## Task prompt
Considering the entries that follow, report how many lines include the string "content", giving the number alone.

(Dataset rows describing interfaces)
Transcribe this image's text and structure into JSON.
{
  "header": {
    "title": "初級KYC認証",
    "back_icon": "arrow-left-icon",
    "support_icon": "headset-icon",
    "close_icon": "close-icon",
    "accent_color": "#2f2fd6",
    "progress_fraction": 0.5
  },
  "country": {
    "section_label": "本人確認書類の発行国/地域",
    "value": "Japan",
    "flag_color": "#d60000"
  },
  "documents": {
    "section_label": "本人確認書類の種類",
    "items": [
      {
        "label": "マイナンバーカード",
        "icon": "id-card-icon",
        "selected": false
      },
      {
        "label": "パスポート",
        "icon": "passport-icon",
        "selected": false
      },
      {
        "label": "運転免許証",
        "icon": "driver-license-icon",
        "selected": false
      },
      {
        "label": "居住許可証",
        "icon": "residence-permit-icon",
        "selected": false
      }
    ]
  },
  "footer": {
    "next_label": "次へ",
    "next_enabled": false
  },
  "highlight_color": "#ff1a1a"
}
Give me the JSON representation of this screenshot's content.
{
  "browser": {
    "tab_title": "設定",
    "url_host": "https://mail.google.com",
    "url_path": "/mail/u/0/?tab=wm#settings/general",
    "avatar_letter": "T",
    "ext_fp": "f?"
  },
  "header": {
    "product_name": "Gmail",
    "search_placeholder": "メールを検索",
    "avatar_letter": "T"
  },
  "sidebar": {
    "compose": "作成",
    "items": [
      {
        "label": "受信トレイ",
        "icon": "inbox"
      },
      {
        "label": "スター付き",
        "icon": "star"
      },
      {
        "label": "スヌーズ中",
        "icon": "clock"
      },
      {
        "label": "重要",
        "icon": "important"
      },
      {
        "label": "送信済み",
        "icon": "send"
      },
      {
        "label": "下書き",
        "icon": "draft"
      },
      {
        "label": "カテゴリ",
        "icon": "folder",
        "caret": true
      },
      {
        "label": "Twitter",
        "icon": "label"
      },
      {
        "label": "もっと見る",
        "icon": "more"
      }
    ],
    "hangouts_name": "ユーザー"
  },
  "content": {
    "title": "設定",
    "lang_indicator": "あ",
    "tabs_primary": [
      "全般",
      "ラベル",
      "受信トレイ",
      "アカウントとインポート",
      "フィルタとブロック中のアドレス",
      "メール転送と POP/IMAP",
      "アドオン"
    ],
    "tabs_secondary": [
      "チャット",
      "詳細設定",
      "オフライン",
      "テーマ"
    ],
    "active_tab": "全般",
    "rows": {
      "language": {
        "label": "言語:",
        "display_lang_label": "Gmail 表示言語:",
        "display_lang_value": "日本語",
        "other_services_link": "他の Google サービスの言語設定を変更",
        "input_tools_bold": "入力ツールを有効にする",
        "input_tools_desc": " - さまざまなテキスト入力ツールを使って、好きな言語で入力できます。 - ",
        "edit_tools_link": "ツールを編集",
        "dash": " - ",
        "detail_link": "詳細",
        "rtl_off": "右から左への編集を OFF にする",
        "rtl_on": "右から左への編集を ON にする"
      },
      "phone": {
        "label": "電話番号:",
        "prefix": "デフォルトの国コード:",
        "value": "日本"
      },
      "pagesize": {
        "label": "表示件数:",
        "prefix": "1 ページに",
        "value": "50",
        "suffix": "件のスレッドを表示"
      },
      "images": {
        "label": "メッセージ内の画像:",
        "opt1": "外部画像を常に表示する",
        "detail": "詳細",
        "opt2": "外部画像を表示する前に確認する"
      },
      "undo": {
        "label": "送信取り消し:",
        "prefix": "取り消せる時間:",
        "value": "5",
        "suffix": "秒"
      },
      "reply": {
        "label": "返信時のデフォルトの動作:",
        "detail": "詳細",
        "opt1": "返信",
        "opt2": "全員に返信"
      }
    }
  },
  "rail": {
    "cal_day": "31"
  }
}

## Task response
2